Traditionally, learning is divided into three categories: associative, nonassociative and observational. Associative learning aids us in anticipating future situations based on past experiences. It happens when we form connections among behaviours. Being able to anticipate the future is advantageous for survival. Two types of associative learning are classical conditioning and operant conditioning.
Nonassociative learning involves changes in the magnitude of responses to a single stimulus rather than the formation of connections between stimuli. Two important types of nonassociative learning are habituation and sensitization.
In classical conditioning, we form associations between pairs of stimuli that occur sequentially in time. For example, if a child sees a wasp for the first time and gets stung, the child would remember the pain of the sting and associate it upon seeing wasps in the future and would likely be scared of wasps. Ivan Petrovich Pavlov is highly connected to the study of classical conditioning that the phenomenon is often referred to as Pavlovian conditioning. Pavlov first started being interested in the study of learning when he noticed his dogs had learned to anticipate the arrival of food. Instead of salivating when presented with food, Pavlov’s dogs began to salivate as soon as they are retrieved from their kennel or strapped into their harnesses. Pavlov realized the full significance of his observations: the dogs had formed an association between stimuli preceding the food and the arrival of the food itself. The dogs had recognised that certain actions were signals for the arrival of their food and begin to anticipate it before it even happens. Classical conditioning explains many of our learned emotional responses to our environment.

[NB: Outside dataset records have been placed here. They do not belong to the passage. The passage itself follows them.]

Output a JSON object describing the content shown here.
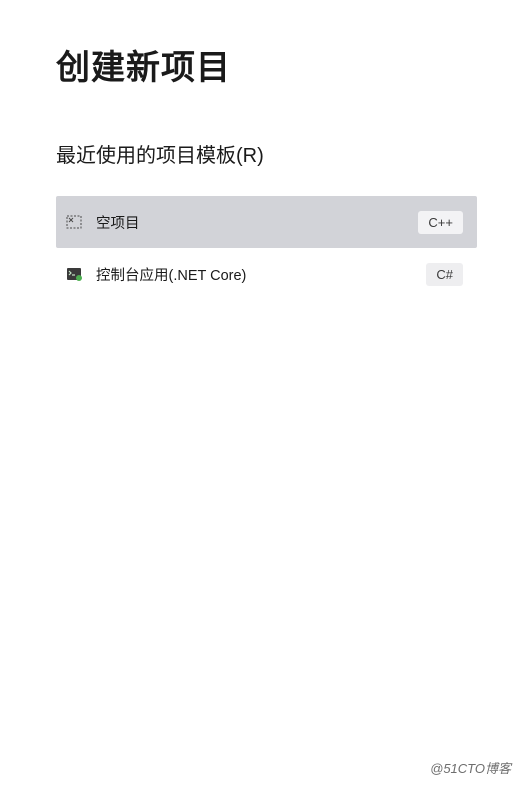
{
  "page": {
    "title": "创建新项目",
    "section_title": "最近使用的项目模板(R)"
  },
  "templates": [
    {
      "icon": "empty-project-icon",
      "label": "空项目",
      "language": "C++",
      "selected": true
    },
    {
      "icon": "console-app-icon",
      "label": "控制台应用(.NET Core)",
      "language": "C#",
      "selected": false
    }
  ],
  "watermark": "@51CTO博客"
}
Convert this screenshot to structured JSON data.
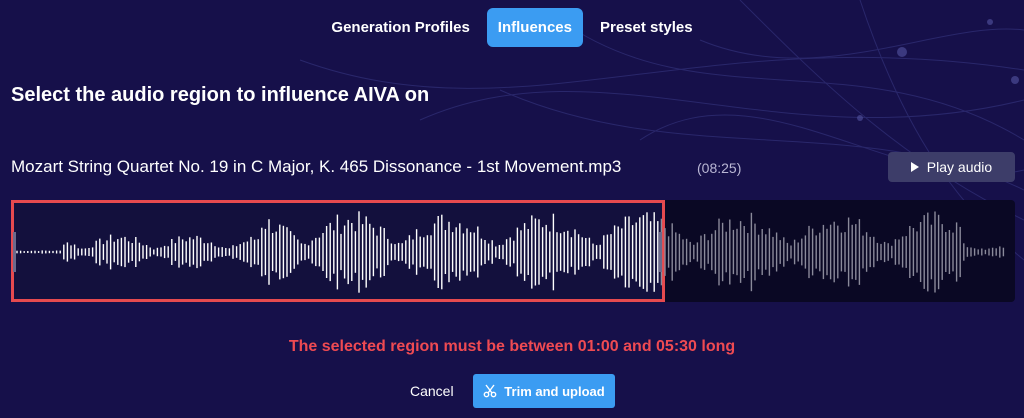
{
  "tabs": [
    {
      "label": "Generation Profiles",
      "active": false
    },
    {
      "label": "Influences",
      "active": true
    },
    {
      "label": "Preset styles",
      "active": false
    }
  ],
  "heading": "Select the audio region to influence AIVA on",
  "file": {
    "name": "Mozart String Quartet No. 19 in C Major, K. 465 Dissonance - 1st Movement.mp3",
    "duration": "(08:25)"
  },
  "play_button": {
    "label": "Play audio",
    "icon": "play-icon"
  },
  "waveform": {
    "selected_fraction": 0.65,
    "selected_color": "#ffffff",
    "unselected_color": "#8a8a9a",
    "selection_border_color": "#e64a4f"
  },
  "error_message": "The selected region must be between 01:00 and 05:30 long",
  "actions": {
    "cancel_label": "Cancel",
    "trim_label": "Trim and upload",
    "trim_icon": "scissors-icon"
  },
  "colors": {
    "background": "#16104a",
    "accent": "#3b9cf2",
    "error": "#ef4a52"
  }
}
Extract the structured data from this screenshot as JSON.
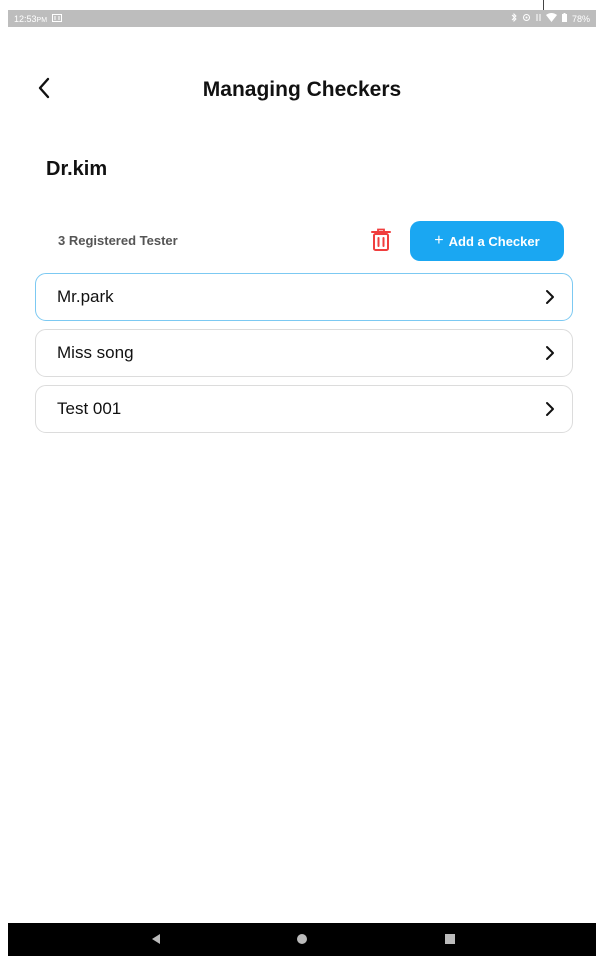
{
  "status_bar": {
    "time": "12:53",
    "ampm": "PM",
    "battery": "78%"
  },
  "header": {
    "title": "Managing Checkers"
  },
  "owner_name": "Dr.kim",
  "toolbar": {
    "count_label": "3 Registered Tester",
    "add_button_plus": "+",
    "add_button_label": "Add a Checker"
  },
  "checkers": [
    {
      "name": "Mr.park",
      "selected": true
    },
    {
      "name": "Miss song",
      "selected": false
    },
    {
      "name": "Test 001",
      "selected": false
    }
  ],
  "colors": {
    "accent": "#1aa7f2",
    "delete_icon": "#f03e3e",
    "selected_border": "#7cc9f2",
    "row_border": "#dcdcdc"
  },
  "icons": {
    "back": "chevron-left-icon",
    "delete": "trash-icon",
    "row_arrow": "chevron-right-icon"
  }
}
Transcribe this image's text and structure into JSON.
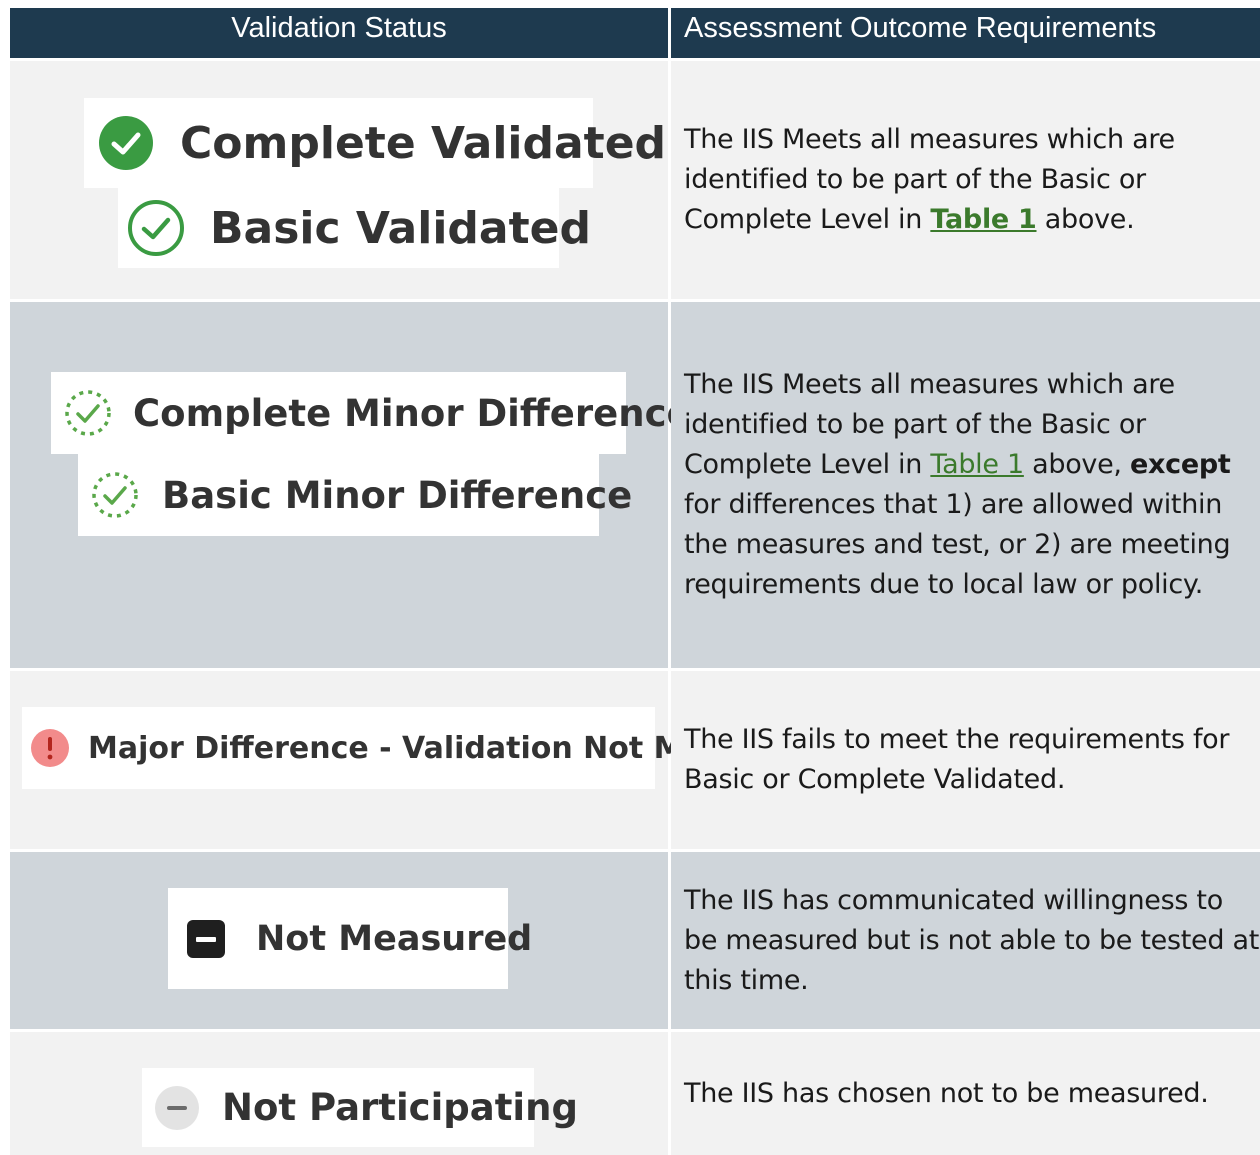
{
  "header": {
    "status_col": "Validation Status",
    "requirements_col": "Assessment Outcome Requirements"
  },
  "rows": [
    {
      "statuses": [
        "Complete Validated",
        "Basic Validated"
      ],
      "requirement": {
        "before": "The IIS Meets all measures which are identified to be part of the Basic or Complete Level in ",
        "link": "Table 1",
        "after": " above."
      }
    },
    {
      "statuses": [
        "Complete Minor Difference",
        "Basic Minor Difference"
      ],
      "requirement": {
        "before": "The IIS Meets all measures which are identified to be part of the Basic or Complete Level in ",
        "link": "Table 1",
        "middle": " above, ",
        "bold": "except",
        "after": " for differences that 1) are allowed within the measures and test, or 2) are meeting requirements due to local law or policy."
      }
    },
    {
      "statuses": [
        "Major Difference - Validation Not Met"
      ],
      "requirement": {
        "text": "The IIS fails to meet the requirements for Basic or Complete Validated."
      }
    },
    {
      "statuses": [
        "Not Measured"
      ],
      "requirement": {
        "text": "The IIS has communicated willingness to be measured but is not able to be tested at this time."
      }
    },
    {
      "statuses": [
        "Not Participating"
      ],
      "requirement": {
        "text": "The IIS has chosen not to be measured."
      }
    }
  ],
  "icons": {
    "complete_validated": "check-circle-filled-icon",
    "basic_validated": "check-circle-outline-icon",
    "minor_difference": "check-circle-dotted-icon",
    "major_difference": "exclamation-circle-icon",
    "not_measured": "minus-square-icon",
    "not_participating": "minus-circle-icon"
  },
  "colors": {
    "header_bg": "#1e3a4f",
    "validated_green": "#3a9b42",
    "minor_green": "#5aa84a",
    "major_red": "#f28b8b",
    "link_green": "#3b7a2c",
    "row_light": "#f2f2f2",
    "row_gray": "#cfd5da"
  }
}
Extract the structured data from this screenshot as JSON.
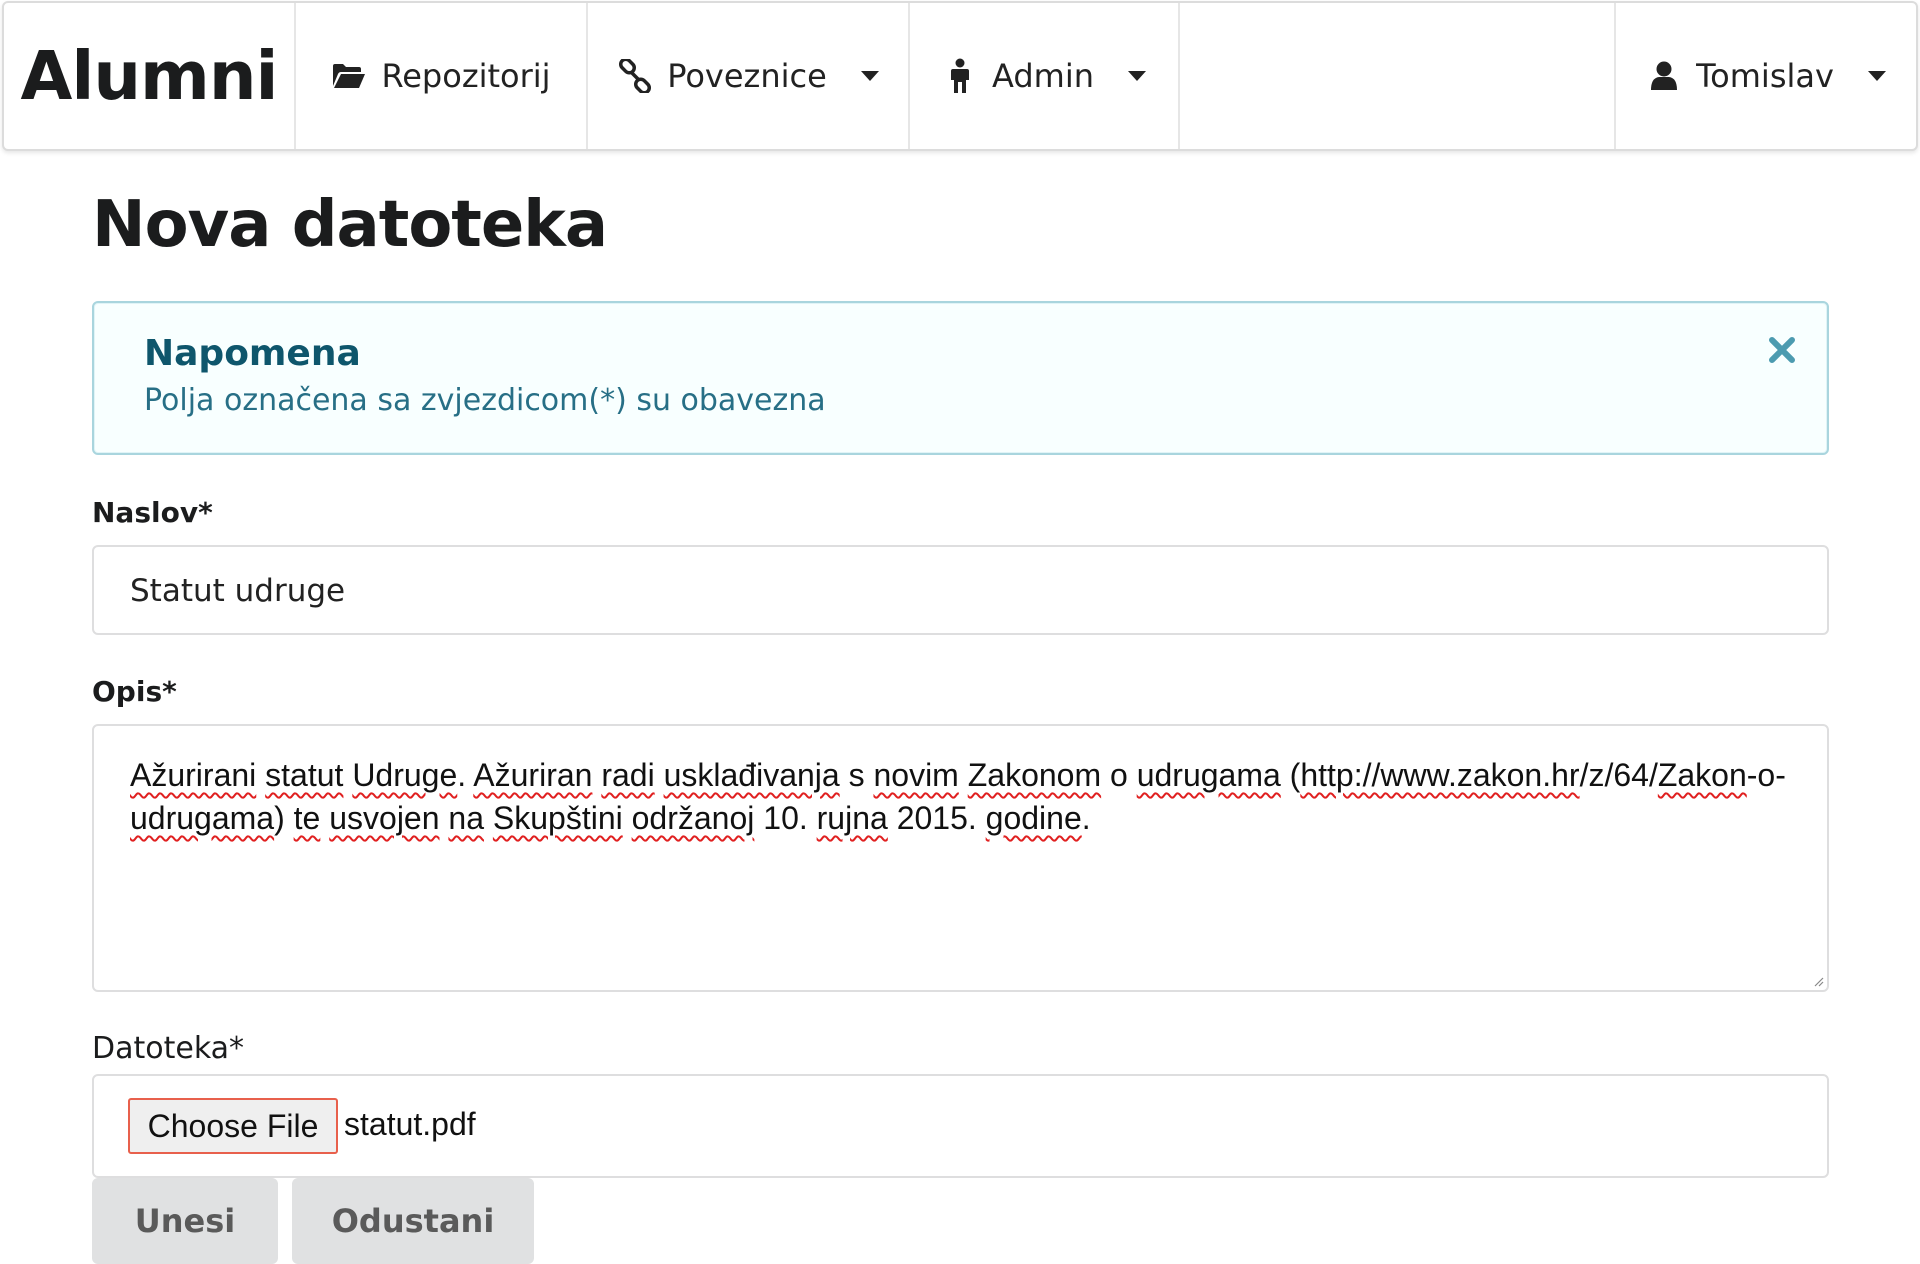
{
  "navbar": {
    "brand": "Alumni",
    "items": [
      {
        "label": "Repozitorij",
        "icon": "folder-open-icon",
        "has_dropdown": false
      },
      {
        "label": "Poveznice",
        "icon": "link-icon",
        "has_dropdown": true
      },
      {
        "label": "Admin",
        "icon": "person-icon",
        "has_dropdown": true
      }
    ],
    "user": {
      "label": "Tomislav",
      "icon": "user-icon",
      "has_dropdown": true
    }
  },
  "page": {
    "title": "Nova datoteka"
  },
  "notice": {
    "header": "Napomena",
    "text": "Polja označena sa zvjezdicom(*) su obavezna",
    "close_icon": "close-icon"
  },
  "form": {
    "title_label": "Naslov*",
    "title_value": "Statut udruge",
    "description_label": "Opis*",
    "description_words": [
      {
        "t": "Ažurirani",
        "err": true
      },
      {
        "t": " ",
        "err": false
      },
      {
        "t": "statut",
        "err": true
      },
      {
        "t": " ",
        "err": false
      },
      {
        "t": "Udruge",
        "err": true
      },
      {
        "t": ". ",
        "err": false
      },
      {
        "t": "Ažuriran",
        "err": true
      },
      {
        "t": " ",
        "err": false
      },
      {
        "t": "radi",
        "err": true
      },
      {
        "t": " ",
        "err": false
      },
      {
        "t": "usklađivanja",
        "err": true
      },
      {
        "t": " s ",
        "err": false
      },
      {
        "t": "novim",
        "err": true
      },
      {
        "t": " ",
        "err": false
      },
      {
        "t": "Zakonom",
        "err": true
      },
      {
        "t": " o ",
        "err": false
      },
      {
        "t": "udrugama",
        "err": true
      },
      {
        "t": " (",
        "err": false
      },
      {
        "t": "http://www.zakon.hr",
        "err": true
      },
      {
        "t": "/z/64/",
        "err": false
      },
      {
        "t": "Zakon",
        "err": true
      },
      {
        "t": "-o-",
        "err": false
      },
      {
        "t": "udrugama",
        "err": true
      },
      {
        "t": ") ",
        "err": false
      },
      {
        "t": "te",
        "err": true
      },
      {
        "t": " ",
        "err": false
      },
      {
        "t": "usvojen",
        "err": true
      },
      {
        "t": " ",
        "err": false
      },
      {
        "t": "na",
        "err": true
      },
      {
        "t": " ",
        "err": false
      },
      {
        "t": "Skupštini",
        "err": true
      },
      {
        "t": " ",
        "err": false
      },
      {
        "t": "održanoj",
        "err": true
      },
      {
        "t": " 10. ",
        "err": false
      },
      {
        "t": "rujna",
        "err": true
      },
      {
        "t": " 2015. ",
        "err": false
      },
      {
        "t": "godine",
        "err": true
      },
      {
        "t": ".",
        "err": false
      }
    ],
    "file_label": "Datoteka*",
    "file_button": "Choose File",
    "file_name": "statut.pdf",
    "submit_label": "Unesi",
    "cancel_label": "Odustani"
  },
  "colors": {
    "notice_border": "#a9d5de",
    "notice_header": "#0e566c",
    "notice_text": "#276f86",
    "notice_close": "#4c9bb0",
    "button_bg": "#e0e1e2",
    "file_button_border": "#e8604c"
  }
}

In operant conditioning, we form associations between behaviors and their consequences. For example, if you go to sleep early, you will feel energized the next day. The association between a behavior and its consequences is referred to as operant or instrumental conditioning. Operant conditioning differs from classical conditioning along several dimensions. By definition, classical conditioning is based on an association between two stimuli, whereas operant conditioning occurs when a behavior is associated with its consequences. Classical conditioning generally works best with relatively involuntary behaviors, such as fear or salivation, whereas operant conditioning involves voluntary behaviors, like walking to class or petting a dog.
Habituation reduces our reactions to repeated experiences in which we evaluated and concluded to be harmless. For example, getting increasingly comfortable in a new house after adapting to the new atmospheric conditions. Sensitization, on the other hand, increases our reactions to a wide range of stimuli following exposure to one strong stimulus. For example, after being involved in a car accident, one may become afraid to sit in cars or even travel on the roads. Habituation ensures that we do not waste precious resources monitoring low-priority stimuli. Sensitization is particularly useful in threatening situations. After detecting one harmful stimulus, raising our level of responsiveness should improve reaction time in the event of future danger.